=== Exercise goal ===
Find every line below with the word "data" in it, and copy each one.

Collection entries
★ ★ ★
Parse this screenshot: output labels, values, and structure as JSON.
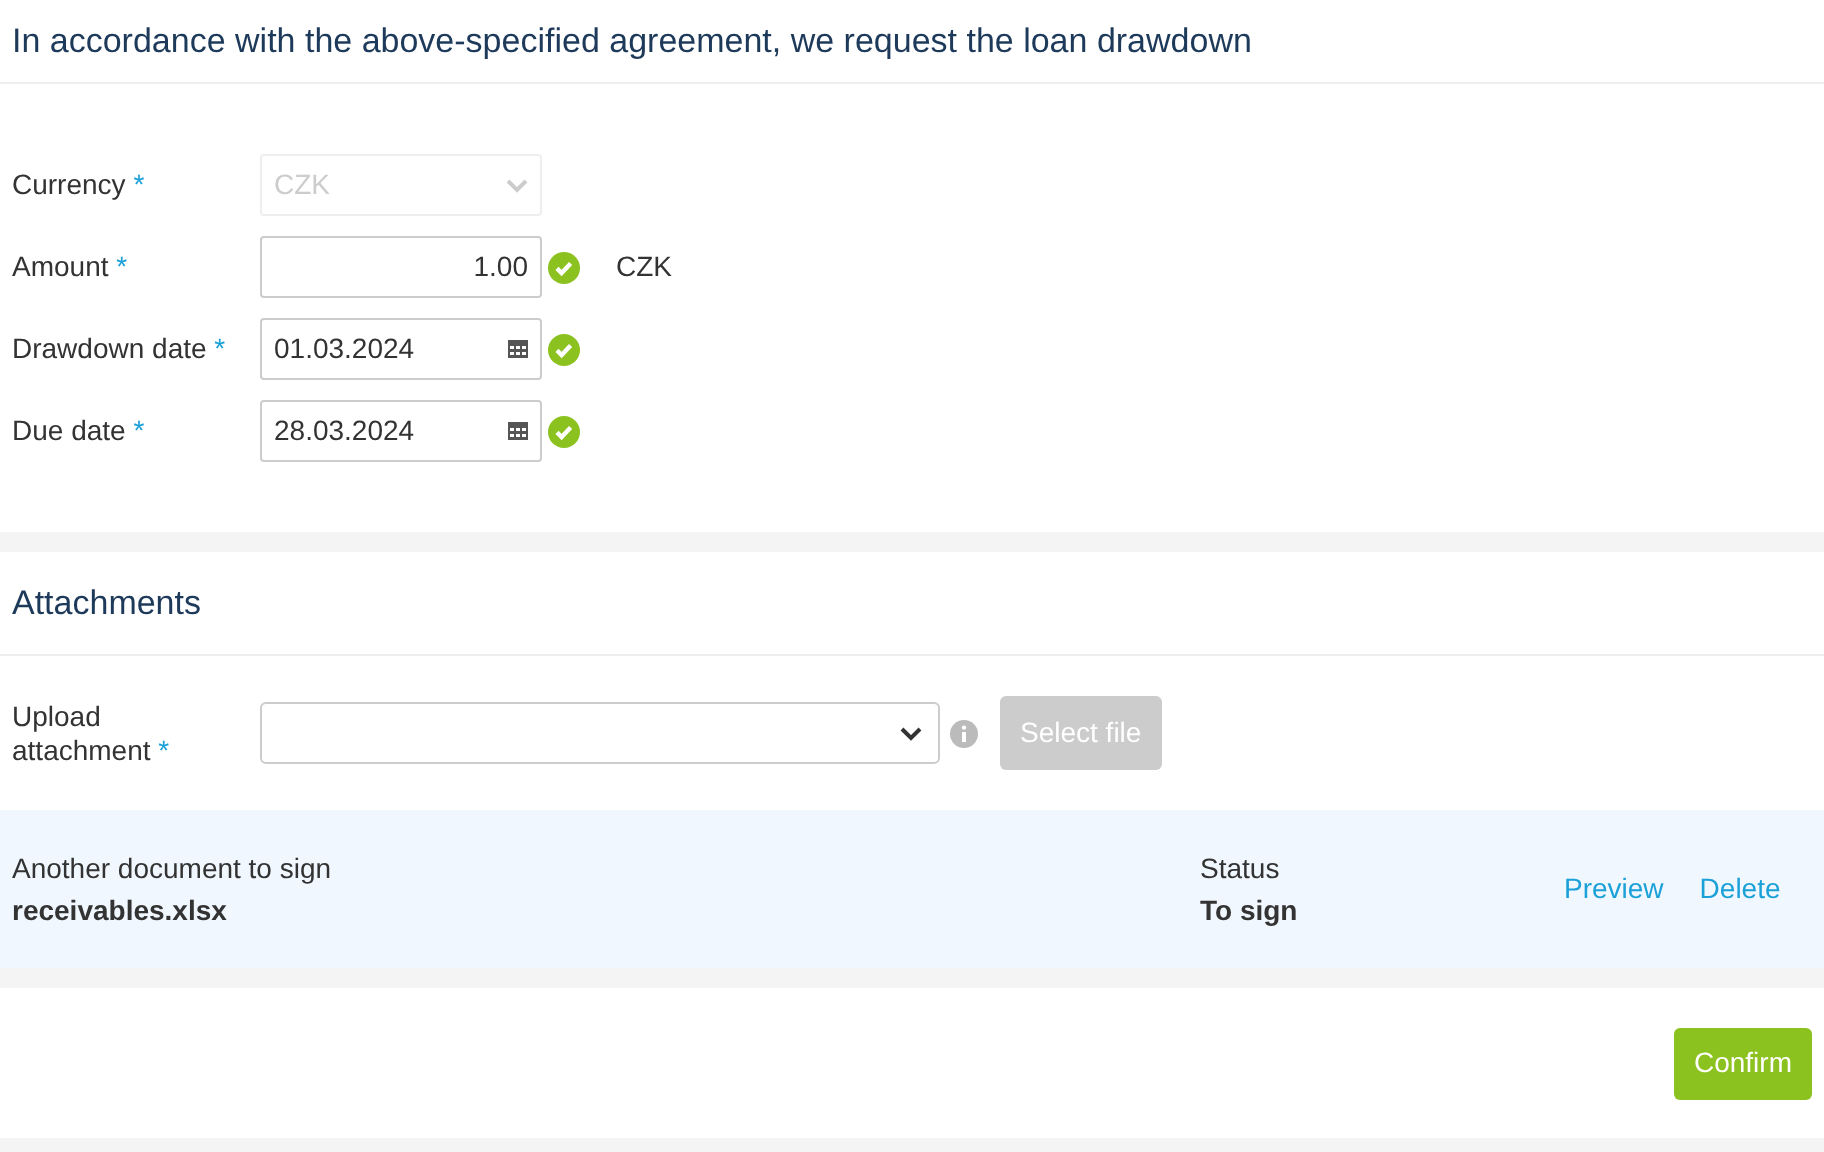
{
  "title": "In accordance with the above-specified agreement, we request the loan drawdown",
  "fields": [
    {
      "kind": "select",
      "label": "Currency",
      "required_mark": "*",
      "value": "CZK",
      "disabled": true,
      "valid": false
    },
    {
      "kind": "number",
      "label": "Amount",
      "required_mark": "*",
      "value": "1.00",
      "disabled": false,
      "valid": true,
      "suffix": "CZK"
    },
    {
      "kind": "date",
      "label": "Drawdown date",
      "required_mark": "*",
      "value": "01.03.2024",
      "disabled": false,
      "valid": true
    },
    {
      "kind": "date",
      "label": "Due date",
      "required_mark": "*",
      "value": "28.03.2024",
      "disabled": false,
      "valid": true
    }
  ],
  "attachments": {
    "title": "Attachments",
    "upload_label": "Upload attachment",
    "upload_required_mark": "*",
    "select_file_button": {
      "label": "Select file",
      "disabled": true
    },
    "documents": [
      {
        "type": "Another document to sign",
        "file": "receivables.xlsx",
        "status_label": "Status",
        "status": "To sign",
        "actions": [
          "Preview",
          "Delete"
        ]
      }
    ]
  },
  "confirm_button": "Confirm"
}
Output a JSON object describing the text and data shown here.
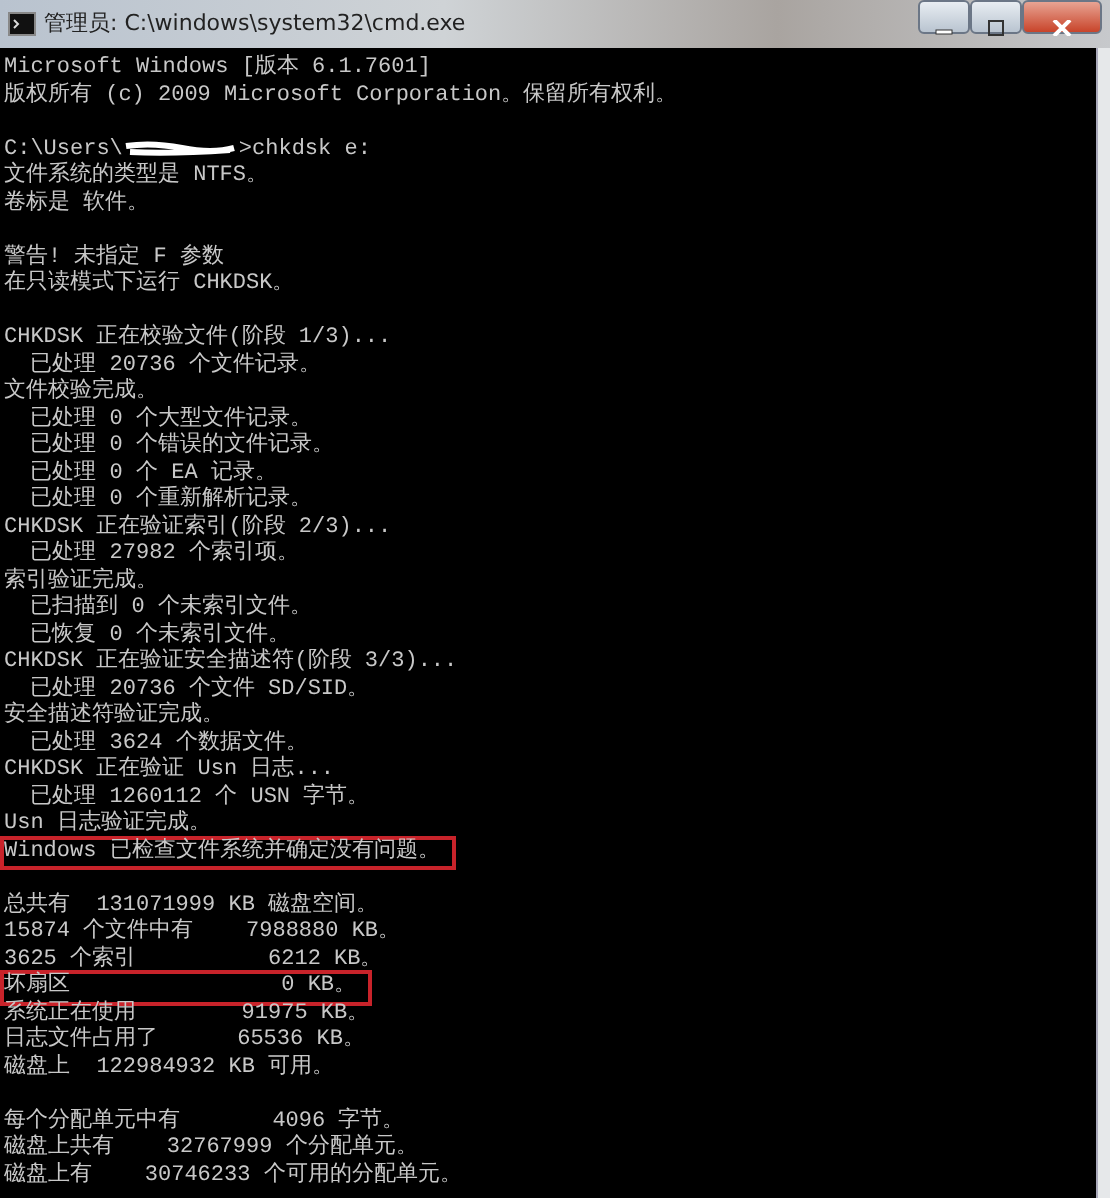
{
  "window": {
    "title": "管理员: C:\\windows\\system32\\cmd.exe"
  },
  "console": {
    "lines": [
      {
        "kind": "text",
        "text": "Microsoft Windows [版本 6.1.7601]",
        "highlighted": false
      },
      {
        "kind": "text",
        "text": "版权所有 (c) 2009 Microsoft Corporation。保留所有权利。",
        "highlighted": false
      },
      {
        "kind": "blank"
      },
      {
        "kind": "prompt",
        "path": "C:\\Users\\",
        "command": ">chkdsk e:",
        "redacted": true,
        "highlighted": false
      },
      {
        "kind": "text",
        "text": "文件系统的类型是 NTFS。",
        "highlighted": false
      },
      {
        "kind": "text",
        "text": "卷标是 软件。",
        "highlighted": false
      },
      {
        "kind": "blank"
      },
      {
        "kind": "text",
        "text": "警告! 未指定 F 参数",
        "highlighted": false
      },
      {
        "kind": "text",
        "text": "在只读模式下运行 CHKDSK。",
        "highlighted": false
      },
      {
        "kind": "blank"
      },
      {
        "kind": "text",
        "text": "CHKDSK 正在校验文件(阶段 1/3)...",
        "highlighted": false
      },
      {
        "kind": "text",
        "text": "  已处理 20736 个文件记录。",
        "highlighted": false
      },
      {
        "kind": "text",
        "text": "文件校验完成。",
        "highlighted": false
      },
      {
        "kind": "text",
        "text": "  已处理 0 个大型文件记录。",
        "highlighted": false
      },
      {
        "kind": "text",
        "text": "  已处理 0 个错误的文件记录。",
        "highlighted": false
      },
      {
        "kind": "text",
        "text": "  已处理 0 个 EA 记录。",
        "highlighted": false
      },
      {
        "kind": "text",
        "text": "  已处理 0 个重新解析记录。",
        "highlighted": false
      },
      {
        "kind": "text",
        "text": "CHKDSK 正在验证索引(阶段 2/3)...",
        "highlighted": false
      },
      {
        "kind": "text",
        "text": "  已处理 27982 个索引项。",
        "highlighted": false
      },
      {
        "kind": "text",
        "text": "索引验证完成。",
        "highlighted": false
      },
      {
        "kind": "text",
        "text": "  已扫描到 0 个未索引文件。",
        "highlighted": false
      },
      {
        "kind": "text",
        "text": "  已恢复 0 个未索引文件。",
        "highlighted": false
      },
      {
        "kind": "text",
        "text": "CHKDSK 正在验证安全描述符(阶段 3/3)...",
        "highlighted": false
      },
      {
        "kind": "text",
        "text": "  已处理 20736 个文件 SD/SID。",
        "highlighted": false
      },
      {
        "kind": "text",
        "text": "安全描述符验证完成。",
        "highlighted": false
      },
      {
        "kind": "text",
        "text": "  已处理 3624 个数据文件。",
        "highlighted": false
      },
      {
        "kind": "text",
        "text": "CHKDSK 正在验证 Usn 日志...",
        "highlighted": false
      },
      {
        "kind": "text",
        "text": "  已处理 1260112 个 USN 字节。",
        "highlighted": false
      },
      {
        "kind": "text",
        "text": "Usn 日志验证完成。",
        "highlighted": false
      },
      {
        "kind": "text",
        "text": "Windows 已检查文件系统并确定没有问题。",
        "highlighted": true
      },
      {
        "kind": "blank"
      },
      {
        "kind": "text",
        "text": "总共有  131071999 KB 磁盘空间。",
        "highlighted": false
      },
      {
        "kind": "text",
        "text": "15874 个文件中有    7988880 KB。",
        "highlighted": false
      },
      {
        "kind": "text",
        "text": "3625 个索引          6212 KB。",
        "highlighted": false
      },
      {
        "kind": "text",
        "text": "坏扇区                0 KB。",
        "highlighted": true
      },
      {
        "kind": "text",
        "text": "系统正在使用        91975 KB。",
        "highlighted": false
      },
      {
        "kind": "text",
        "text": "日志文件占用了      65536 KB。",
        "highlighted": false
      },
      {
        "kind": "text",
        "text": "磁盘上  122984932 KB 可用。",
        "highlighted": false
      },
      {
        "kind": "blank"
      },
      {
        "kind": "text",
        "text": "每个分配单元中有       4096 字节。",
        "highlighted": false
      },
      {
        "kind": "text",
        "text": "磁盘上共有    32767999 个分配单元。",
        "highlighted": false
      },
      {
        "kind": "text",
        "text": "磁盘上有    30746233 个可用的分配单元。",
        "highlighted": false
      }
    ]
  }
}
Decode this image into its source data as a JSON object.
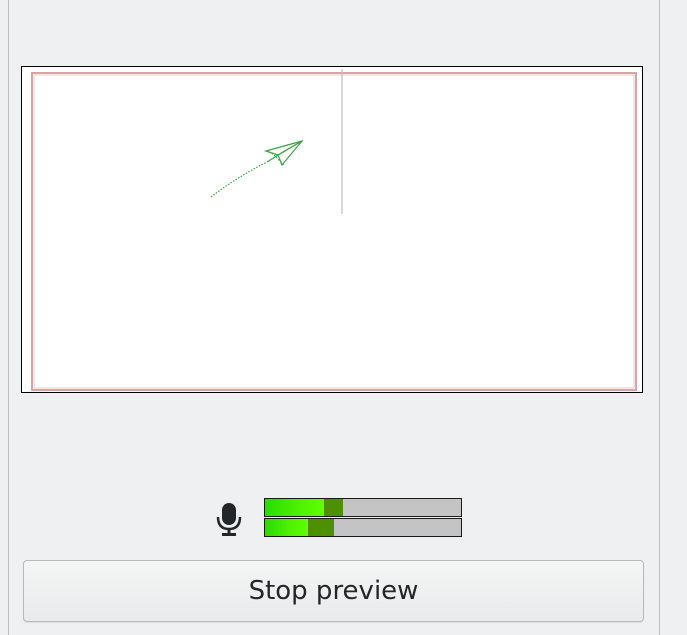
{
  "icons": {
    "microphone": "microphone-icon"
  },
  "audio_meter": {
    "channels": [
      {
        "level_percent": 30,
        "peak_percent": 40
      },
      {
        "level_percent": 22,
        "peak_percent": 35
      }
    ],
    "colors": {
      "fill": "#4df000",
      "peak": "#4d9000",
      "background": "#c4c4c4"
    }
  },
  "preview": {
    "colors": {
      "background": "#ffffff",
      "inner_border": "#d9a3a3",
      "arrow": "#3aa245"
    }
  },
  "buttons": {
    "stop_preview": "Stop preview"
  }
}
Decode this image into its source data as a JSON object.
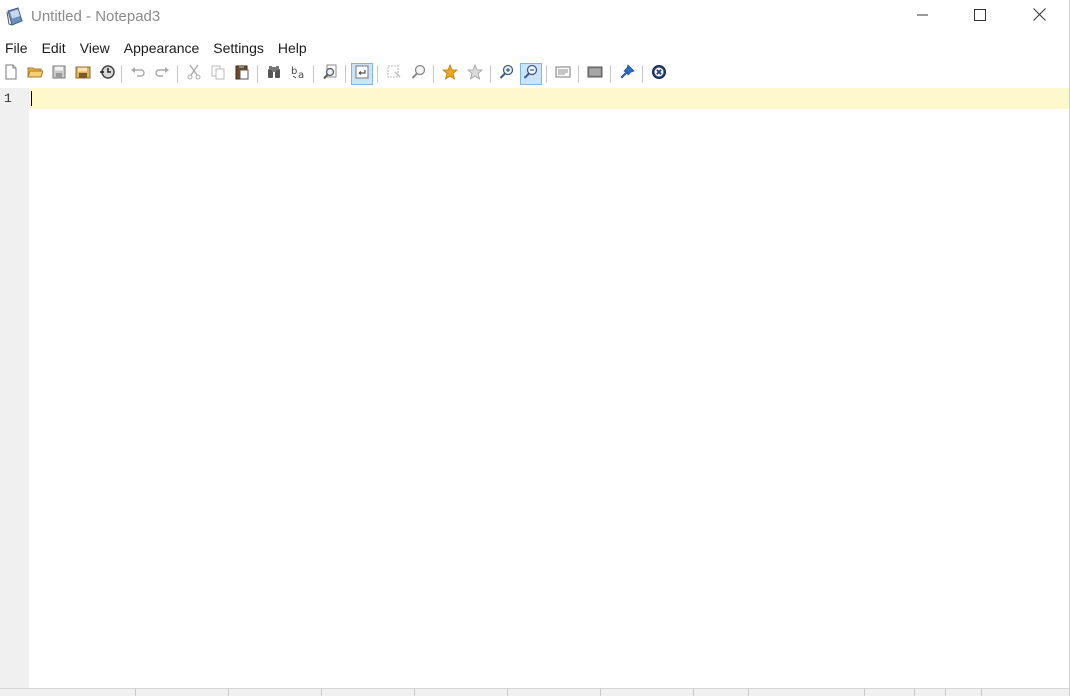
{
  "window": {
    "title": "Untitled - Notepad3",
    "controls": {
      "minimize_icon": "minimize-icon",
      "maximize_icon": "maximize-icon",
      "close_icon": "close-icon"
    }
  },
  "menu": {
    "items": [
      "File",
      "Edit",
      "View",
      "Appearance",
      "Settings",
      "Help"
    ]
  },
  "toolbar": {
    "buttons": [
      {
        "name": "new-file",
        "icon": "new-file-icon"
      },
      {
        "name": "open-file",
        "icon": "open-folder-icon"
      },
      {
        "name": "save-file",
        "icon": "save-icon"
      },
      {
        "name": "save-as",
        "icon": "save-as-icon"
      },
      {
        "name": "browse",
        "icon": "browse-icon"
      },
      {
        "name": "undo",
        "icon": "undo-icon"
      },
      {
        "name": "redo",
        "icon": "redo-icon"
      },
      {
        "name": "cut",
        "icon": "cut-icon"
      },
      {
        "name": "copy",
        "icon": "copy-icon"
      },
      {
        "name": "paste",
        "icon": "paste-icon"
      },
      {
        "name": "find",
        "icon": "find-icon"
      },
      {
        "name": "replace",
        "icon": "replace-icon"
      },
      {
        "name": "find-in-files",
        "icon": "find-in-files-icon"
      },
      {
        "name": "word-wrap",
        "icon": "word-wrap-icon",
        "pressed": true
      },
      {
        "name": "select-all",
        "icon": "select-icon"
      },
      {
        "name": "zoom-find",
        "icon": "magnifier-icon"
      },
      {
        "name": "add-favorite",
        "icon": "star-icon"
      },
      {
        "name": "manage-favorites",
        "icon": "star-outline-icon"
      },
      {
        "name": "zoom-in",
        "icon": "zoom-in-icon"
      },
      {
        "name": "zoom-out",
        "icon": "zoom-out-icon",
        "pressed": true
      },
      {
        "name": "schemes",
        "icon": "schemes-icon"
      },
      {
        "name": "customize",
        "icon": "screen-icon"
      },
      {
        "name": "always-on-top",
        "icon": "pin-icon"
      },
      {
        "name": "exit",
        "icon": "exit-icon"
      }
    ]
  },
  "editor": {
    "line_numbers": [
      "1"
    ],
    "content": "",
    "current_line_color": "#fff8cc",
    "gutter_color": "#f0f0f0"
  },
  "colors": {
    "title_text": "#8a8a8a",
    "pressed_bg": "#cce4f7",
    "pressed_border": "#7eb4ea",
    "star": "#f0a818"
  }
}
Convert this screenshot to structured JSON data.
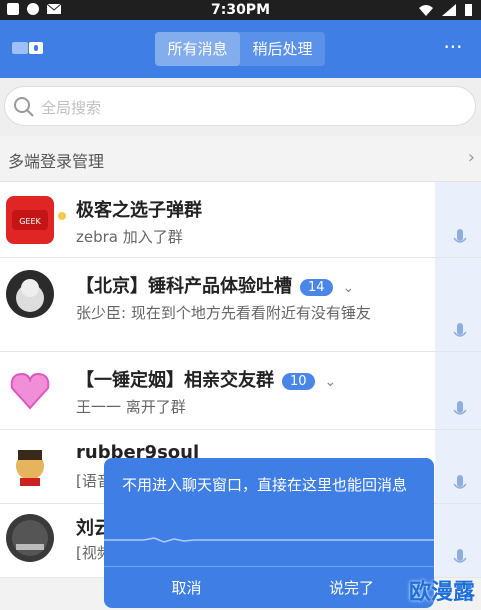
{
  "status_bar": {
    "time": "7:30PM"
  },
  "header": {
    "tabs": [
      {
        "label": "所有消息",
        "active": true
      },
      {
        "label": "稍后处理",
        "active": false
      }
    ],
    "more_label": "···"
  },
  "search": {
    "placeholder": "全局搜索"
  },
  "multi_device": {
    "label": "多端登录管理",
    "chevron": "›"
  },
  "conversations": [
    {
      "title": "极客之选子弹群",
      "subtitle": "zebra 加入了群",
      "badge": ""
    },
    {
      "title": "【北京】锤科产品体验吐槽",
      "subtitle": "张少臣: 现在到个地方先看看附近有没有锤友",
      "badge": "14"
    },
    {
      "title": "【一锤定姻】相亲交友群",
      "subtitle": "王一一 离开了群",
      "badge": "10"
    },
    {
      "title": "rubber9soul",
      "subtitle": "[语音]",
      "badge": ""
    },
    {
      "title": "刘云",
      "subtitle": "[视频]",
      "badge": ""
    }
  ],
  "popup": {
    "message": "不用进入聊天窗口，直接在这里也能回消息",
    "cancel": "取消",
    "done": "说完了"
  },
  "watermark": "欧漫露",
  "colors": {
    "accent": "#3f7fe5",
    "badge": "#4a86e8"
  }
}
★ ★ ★
=== Solution to the problem ===
Output a JSON object describing the text and data shown here.
Decode this image into its source data as a JSON object.
Decode this image into its source data as a JSON object.
Convert this screenshot to structured JSON data.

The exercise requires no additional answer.